I prefer bug reports to be sent via e-mail except in the case where you aren’t sure whether what you’re seeing is a bug (and, thus, other people may be wondering about it, too). Otherwise, it’s easier for me to get to the bottom of the bug via e-mail, and most people probably wouldn’t be interested in the details.

Well, I like e-mail because it’s easier to track to-do items and to search. Also, the redundant reports can be useful to see how wide-spread a problem is. I only opened these forums slightly before shipping EagleFiler; prior to that I did everything via e-mail. So far I’m happy with the way the forums are working.

I’m a registered user of both Yojimbo and EagleFiler, having switched away from SOHONotes (I used StickyBrain for years) and MailSteward.

I got hooked on writing in StickyBrain back when they gave v2.0 away as part of the .Mac membership. (Remember when being a .Mac member was cool and actually made sense?) I kept everything in it - all of my writing, addresses, useful snippets of text, to-do lists, and suffered through all of the upgrades before the current explosion of text editors/info managers. Seriously, there are a ton of programs in this vein these days, and I think I own about half of them: KIT, EagleFiler, VoodooPad, SOHONotes, DevonThink, xPad, Mori, etc etc.

I eventually settled on Yojimbo for two reasons - it’s lightning fast when launching and when searching, even on my database of text documents stretching back eight years. (We’ll see if it can keep pace as I start adding PDFs and web archives to the mix, which I never used to do.) The other reason is that it’s created by BareBones, which has been around forever and is likely to continue to be around. I’m fairly certain they’ll keep Yojimbo alive and kicking with new features, though hopefully they’ll avoid the bloat that eventually made SOHONotes unworkable for me on my iBook G4. Not that I won’t upgrade to a better Mac eventually, but I tend to ride the trailing edge of hardware, which can be a tough place to be.
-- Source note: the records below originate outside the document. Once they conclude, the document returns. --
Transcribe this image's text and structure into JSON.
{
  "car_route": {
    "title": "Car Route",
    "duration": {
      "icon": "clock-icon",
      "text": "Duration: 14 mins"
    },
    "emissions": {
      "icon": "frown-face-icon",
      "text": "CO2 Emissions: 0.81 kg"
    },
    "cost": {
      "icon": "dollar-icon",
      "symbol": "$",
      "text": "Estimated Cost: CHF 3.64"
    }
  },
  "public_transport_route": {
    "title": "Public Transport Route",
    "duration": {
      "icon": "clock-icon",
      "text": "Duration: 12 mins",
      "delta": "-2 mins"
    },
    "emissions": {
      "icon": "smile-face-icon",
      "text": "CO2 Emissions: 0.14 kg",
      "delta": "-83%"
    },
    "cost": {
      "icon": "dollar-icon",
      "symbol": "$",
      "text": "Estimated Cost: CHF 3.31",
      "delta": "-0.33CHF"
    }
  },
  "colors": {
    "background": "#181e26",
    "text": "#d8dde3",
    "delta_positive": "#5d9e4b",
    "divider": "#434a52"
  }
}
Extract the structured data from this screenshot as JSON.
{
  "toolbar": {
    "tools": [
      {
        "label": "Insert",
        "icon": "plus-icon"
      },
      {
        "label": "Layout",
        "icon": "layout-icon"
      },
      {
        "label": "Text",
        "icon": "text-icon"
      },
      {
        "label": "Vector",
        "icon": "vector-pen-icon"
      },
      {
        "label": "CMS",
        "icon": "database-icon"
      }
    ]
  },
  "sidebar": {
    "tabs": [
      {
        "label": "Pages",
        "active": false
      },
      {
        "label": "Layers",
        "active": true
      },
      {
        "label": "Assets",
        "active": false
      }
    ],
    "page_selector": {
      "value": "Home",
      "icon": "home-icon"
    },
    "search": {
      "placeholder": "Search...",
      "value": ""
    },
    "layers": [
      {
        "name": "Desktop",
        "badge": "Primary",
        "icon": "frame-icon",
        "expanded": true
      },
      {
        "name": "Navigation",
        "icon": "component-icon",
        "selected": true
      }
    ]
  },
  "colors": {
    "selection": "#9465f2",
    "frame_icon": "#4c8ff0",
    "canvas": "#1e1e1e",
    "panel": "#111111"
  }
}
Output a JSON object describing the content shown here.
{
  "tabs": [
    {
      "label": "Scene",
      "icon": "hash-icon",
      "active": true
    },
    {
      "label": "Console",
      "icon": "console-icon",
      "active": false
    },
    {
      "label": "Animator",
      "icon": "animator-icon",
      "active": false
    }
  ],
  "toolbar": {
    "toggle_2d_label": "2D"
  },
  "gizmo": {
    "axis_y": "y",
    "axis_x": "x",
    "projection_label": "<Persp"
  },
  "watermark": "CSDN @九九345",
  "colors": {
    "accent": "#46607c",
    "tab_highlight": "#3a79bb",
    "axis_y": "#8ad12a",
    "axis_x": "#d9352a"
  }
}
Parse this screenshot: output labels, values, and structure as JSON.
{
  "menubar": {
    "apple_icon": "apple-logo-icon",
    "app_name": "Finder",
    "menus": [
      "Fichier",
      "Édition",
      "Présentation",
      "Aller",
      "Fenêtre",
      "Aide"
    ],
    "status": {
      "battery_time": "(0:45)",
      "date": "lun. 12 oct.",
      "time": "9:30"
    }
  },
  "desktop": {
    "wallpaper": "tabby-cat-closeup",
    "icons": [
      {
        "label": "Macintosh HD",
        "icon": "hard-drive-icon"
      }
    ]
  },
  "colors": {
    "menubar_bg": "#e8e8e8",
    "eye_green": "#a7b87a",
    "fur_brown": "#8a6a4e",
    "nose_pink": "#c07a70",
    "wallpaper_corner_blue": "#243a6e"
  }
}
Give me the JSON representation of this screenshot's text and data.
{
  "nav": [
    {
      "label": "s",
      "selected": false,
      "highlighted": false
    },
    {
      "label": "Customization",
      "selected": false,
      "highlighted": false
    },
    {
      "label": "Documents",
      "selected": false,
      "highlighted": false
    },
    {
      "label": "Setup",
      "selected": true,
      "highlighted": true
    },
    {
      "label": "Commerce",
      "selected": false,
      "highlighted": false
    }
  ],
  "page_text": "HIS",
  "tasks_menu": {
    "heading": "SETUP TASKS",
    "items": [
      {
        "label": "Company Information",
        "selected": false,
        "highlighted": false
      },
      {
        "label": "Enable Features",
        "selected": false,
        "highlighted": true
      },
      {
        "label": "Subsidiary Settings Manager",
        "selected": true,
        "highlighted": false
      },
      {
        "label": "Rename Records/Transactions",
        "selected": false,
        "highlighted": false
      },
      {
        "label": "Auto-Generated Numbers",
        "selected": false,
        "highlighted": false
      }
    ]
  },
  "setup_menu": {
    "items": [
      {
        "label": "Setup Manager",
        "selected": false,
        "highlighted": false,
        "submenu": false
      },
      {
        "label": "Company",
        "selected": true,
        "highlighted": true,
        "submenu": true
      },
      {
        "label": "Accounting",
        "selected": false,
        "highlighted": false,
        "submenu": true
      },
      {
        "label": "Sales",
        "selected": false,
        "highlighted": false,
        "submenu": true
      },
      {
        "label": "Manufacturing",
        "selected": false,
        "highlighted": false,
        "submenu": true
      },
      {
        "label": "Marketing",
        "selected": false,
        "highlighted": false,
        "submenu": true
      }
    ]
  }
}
I bought EagleFiler after trying to make MailSteward work, which was a disaster. A $50 disaster. (It didn’t import all of my mailboxes and I couldn’t figure out why, and the UI plain stinks. It is one of the most un-Maclike Mac products I’ve ever made the mistake of paying for.) EagleFiler, on the other hand, just works. It imports mailboxes from Apple Mail like a dream and does it reliably. I can search for that old piece of mail and actually find it. I’ve long been a happy user of SpamSieve so a mail archive solution from Michael was a no-brainer. EagleFiler’s emphasis on being a filing and organization tool as opposed to an editor makes it ideal for storing years of back e-mail, while Yojimbo’s quick-and-dirty emphasis on editing text and collecting data from random sources makes it the tool I look to for writing and squirreling away the snippets of info from my everyday life. (I realize that EagleFiler does some of this too, but it’s definitely slower on the G4 and the emphasis is certainly *not *on editing.) Who knows? If my Yojimbo database gets too large maybe I’ll start filing old notes from it in Eaglefiler. :slight_smile:

So I use them both. Happily. And I hope it stays that way for a while.